Step 3: Wiring up the perfboard
Now we want to put in most of the wiring on the perfboard as well as the microphone. This wiring is shown on the diagram above (once again, hover over the diagram to see the notes). Keep in mind that this wiring is based on the pin configuration of the relays I used. If you’re using different relays then you’ll need to look up the data sheets for those and adjust your wire placement accordingly.
The red wires (EXCEPT for the one towards the bottom of the board) have one end soldered next to the input pin of a relay and the other end plugged into a header. The orange wires have one end soldered next to the ground pin of a relay and the other end on the same row as one end from each of the other orange wires. These eight orange wire ends are soldered together in a row along with one end of the white wire. This white wire then plugs into a header (which will go to a ground pin on the Arduino). Once you have these red and orange wires soldered to the board, also solder them to the pin that they’re right next to.
Now let’s look at the wires that interact with the microphone (around the lower left of the board). The leftmost brown wire goes from the microphone output to the board, where it’s soldered to the yellow wire right below it. This yellow wire then goes to a header pin that will go to the A0 pin on the Arduino. The middle brown wire goes from the microphone GND to the board, where it’s soldered to the orange wire that ends up going to ground. The rightmost brown wire goes from VCC on the microphone to the board, where it’s soldered to the short yellow wire. The other end of this yellow wire is soldered to the ochre and red wires next to it. The ochre wire has its other end at a header that’ll go to AREF on the Arduino. The red wire has its other end at a header that’ll go to the 3.3 V pin on the Arduino. This 3.3 V will be the reference voltage for the microphone.
In terms of connecting the brown wires to the microphone, I currently just have mine bent over into place (see picture). This seems to be working fairly well for me so far. My brown wires are long enough that they hold the microphone above the other wires on the board, which makes it easier to talk into the mic.
Step 4: Opening up the Game Boy Advance
You now want to connect the perfboard to the GBA, but you can’t do that if you don’t have access to the GBA’s circuit board! To get access to the circuit board you’ll need to open up the GBA. I found this guide really helpful while doing this. We don’t want to completely dismantle the GBA, though, so don’t go past step 9 of this guide. Be careful when handling the inner components of the GBA. Don’t pull the ribbon wire too hard and try to avoid touching the circuit board as much as you can.
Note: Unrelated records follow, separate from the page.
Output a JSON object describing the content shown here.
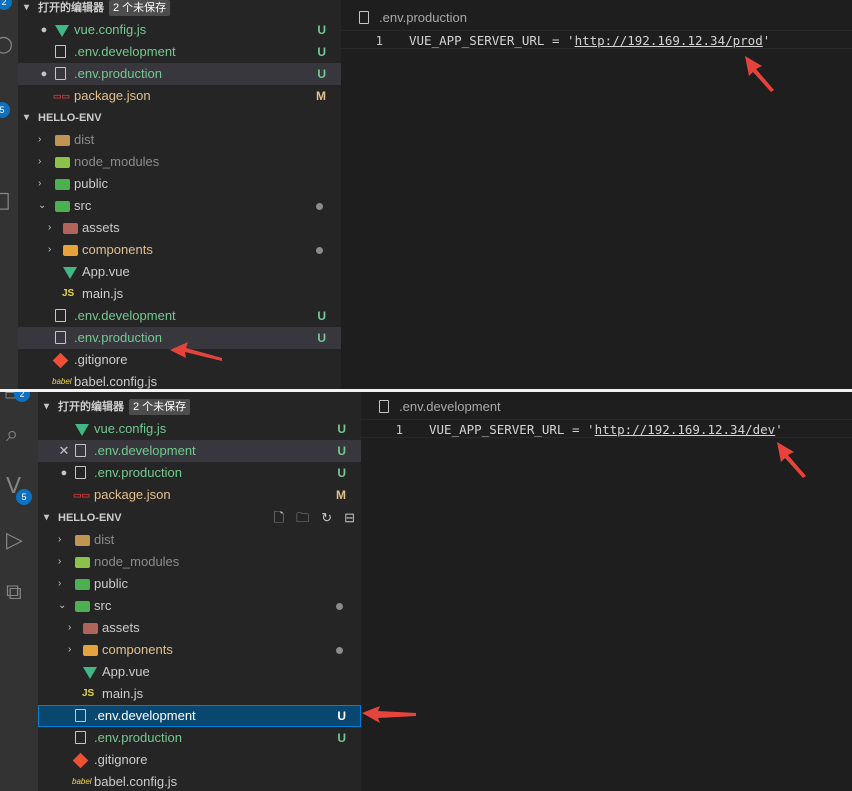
{
  "colors": {
    "activity_bar": "#333333",
    "sidebar": "#252526",
    "editor": "#1e1e1e",
    "untracked": "#73c991",
    "modified": "#e2c08d",
    "selection": "#094771",
    "arrow": "#e6443a"
  },
  "top": {
    "activity": {
      "badge_top": "2",
      "badge_scm": "5"
    },
    "open_editors": {
      "title": "打开的编辑器",
      "badge": "2 个未保存",
      "items": [
        {
          "name": "vue.config.js",
          "icon": "vue-icon",
          "status": "U",
          "dirty": true
        },
        {
          "name": ".env.development",
          "icon": "file-icon",
          "status": "U",
          "dirty": false
        },
        {
          "name": ".env.production",
          "icon": "file-icon",
          "status": "U",
          "dirty": true
        },
        {
          "name": "package.json",
          "icon": "package-icon",
          "status": "M",
          "dirty": false
        }
      ]
    },
    "explorer": {
      "title": "HELLO-ENV",
      "items": [
        {
          "name": "dist",
          "icon": "folder-icon"
        },
        {
          "name": "node_modules",
          "icon": "folder-icon"
        },
        {
          "name": "public",
          "icon": "folder-icon"
        },
        {
          "name": "src",
          "icon": "folder-icon"
        },
        {
          "name": "assets",
          "icon": "folder-icon"
        },
        {
          "name": "components",
          "icon": "folder-icon"
        },
        {
          "name": "App.vue",
          "icon": "vue-icon"
        },
        {
          "name": "main.js",
          "icon": "js-icon"
        },
        {
          "name": ".env.development",
          "icon": "file-icon",
          "status": "U"
        },
        {
          "name": ".env.production",
          "icon": "file-icon",
          "status": "U"
        },
        {
          "name": ".gitignore",
          "icon": "git-icon"
        },
        {
          "name": "babel.config.js",
          "icon": "babel-icon"
        }
      ]
    },
    "editor": {
      "tab": ".env.production",
      "line_number": "1",
      "code_before": "VUE_APP_SERVER_URL = '",
      "code_url": "http://192.169.12.34/prod",
      "code_after": "'"
    }
  },
  "bottom": {
    "activity": {
      "badge_top": "2",
      "badge_scm": "5"
    },
    "open_editors": {
      "title": "打开的编辑器",
      "badge": "2 个未保存",
      "items": [
        {
          "name": "vue.config.js",
          "icon": "vue-icon",
          "status": "U",
          "dirty": false
        },
        {
          "name": ".env.development",
          "icon": "file-icon",
          "status": "U",
          "dirty": false
        },
        {
          "name": ".env.production",
          "icon": "file-icon",
          "status": "U",
          "dirty": true
        },
        {
          "name": "package.json",
          "icon": "package-icon",
          "status": "M",
          "dirty": false
        }
      ]
    },
    "explorer": {
      "title": "HELLO-ENV",
      "items": [
        {
          "name": "dist",
          "icon": "folder-icon"
        },
        {
          "name": "node_modules",
          "icon": "folder-icon"
        },
        {
          "name": "public",
          "icon": "folder-icon"
        },
        {
          "name": "src",
          "icon": "folder-icon"
        },
        {
          "name": "assets",
          "icon": "folder-icon"
        },
        {
          "name": "components",
          "icon": "folder-icon"
        },
        {
          "name": "App.vue",
          "icon": "vue-icon"
        },
        {
          "name": "main.js",
          "icon": "js-icon"
        },
        {
          "name": ".env.development",
          "icon": "file-icon",
          "status": "U"
        },
        {
          "name": ".env.production",
          "icon": "file-icon",
          "status": "U"
        },
        {
          "name": ".gitignore",
          "icon": "git-icon"
        },
        {
          "name": "babel.config.js",
          "icon": "babel-icon"
        }
      ]
    },
    "editor": {
      "tab": ".env.development",
      "line_number": "1",
      "code_before": "VUE_APP_SERVER_URL = '",
      "code_url": "http://192.169.12.34/dev",
      "code_after": "'"
    }
  }
}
After opening up the GBA you’ll have a bunch of screws and plastic pieces like the L and R buttons that you’ve removed. I haven’t put most these back on the GBA in any way and I’ve just put them all in a plastic bag for safekeeping. As for the direction pad, start/select pad, and A and B buttons, I just keep those upside down where they would normally go as a rudimentary means of preventing dust from getting into the GBA (as seen in the first picture in this Instructable).
For more detail: Speech-controlled Game Boy Advance using arduino
EasyEDA: Ideas for Circuit Design, Innovation for Electronics Access
Free Circuit Design: Schematic – Simulation – PCB Layout – Gerber Viewer
Cheapest PCB Prototype: Only $2 for 10pcs 10×10cm PCBs, 24 hours Quick Turn, DHL Delivery in 3 Days